Early History of Leander
The City of Leander, originally called Bagdad, was established on July 17, 1882. The first settlers arrived in the area around 1845, receiving bounty land grants in exchange for service in the Texas Revolution. These settlers lived in log cabins and were frequently subjected to being attacked by Indians that also called this area of central Texas their home. If it had not been for the many Indian attacks, the area of Bagdad would probably have been settled earlier. Although, because of these frequent attacks, the Texas Rangers were called in to protect the settlers and they constructed a building that would house up to sixty men. This was one of the first buildings of what is now Williamson County.
It was near Leander that the Leanderthal Lady, a skeleton dating back 10,000 to 13,000 years, was discovered; the site was one of the earliest intact burials found in the United States.
In August and September 2011, destructive wildfires swept through two central Leander neighborhoods, burning a total of 330 acres (130 ha) and destroying 26 homes.
The town grew rapidly, and a number of businesses were established there. Wesley Craven and J. Sampley soon built cotton gins at the community. Ranching increased, and cedar fenceposts were sold locally and shipped around the state. Doctors, lawyers, and a bank were soon established in the community. A Masonic lodge furnished the only free school in the area from 1870 until June 1899. The Leander High School Association, incorporated under the laws of Texas on June 27, 1899, was formed without profit for a period of fifty years. Shares sold for ten dollars each.
“Leanderthal Lady,” the prehistoric woman whose burial site was discovered in 1982 during construction.
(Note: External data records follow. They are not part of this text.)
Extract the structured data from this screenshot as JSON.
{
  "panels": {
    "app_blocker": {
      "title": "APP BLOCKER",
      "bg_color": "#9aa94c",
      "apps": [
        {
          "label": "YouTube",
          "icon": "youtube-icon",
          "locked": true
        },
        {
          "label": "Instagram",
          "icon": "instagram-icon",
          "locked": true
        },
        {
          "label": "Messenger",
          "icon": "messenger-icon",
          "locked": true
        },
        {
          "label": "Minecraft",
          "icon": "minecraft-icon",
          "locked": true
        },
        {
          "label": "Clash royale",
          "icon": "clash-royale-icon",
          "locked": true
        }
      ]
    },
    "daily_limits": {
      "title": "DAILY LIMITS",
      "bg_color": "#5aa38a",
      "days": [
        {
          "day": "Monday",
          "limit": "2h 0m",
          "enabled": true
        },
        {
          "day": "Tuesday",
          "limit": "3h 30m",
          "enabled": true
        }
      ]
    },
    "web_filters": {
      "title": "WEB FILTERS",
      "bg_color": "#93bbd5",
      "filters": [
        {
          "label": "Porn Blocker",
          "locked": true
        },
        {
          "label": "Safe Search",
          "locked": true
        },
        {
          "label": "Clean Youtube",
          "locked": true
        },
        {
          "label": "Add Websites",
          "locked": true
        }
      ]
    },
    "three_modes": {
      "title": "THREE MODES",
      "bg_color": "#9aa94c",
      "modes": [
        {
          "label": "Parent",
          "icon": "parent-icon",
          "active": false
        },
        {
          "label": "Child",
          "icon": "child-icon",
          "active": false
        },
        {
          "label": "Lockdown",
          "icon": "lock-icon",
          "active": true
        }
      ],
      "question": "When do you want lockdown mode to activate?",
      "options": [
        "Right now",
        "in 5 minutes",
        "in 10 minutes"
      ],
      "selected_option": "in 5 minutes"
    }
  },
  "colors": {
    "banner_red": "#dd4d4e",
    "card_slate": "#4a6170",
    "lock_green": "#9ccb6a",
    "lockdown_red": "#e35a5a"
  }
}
Carbon dating suggests “LeAnn” lived over 10,000-13,000 years ago. At the time of the discovery, her site was one of the earliest intact burial sites in the United States.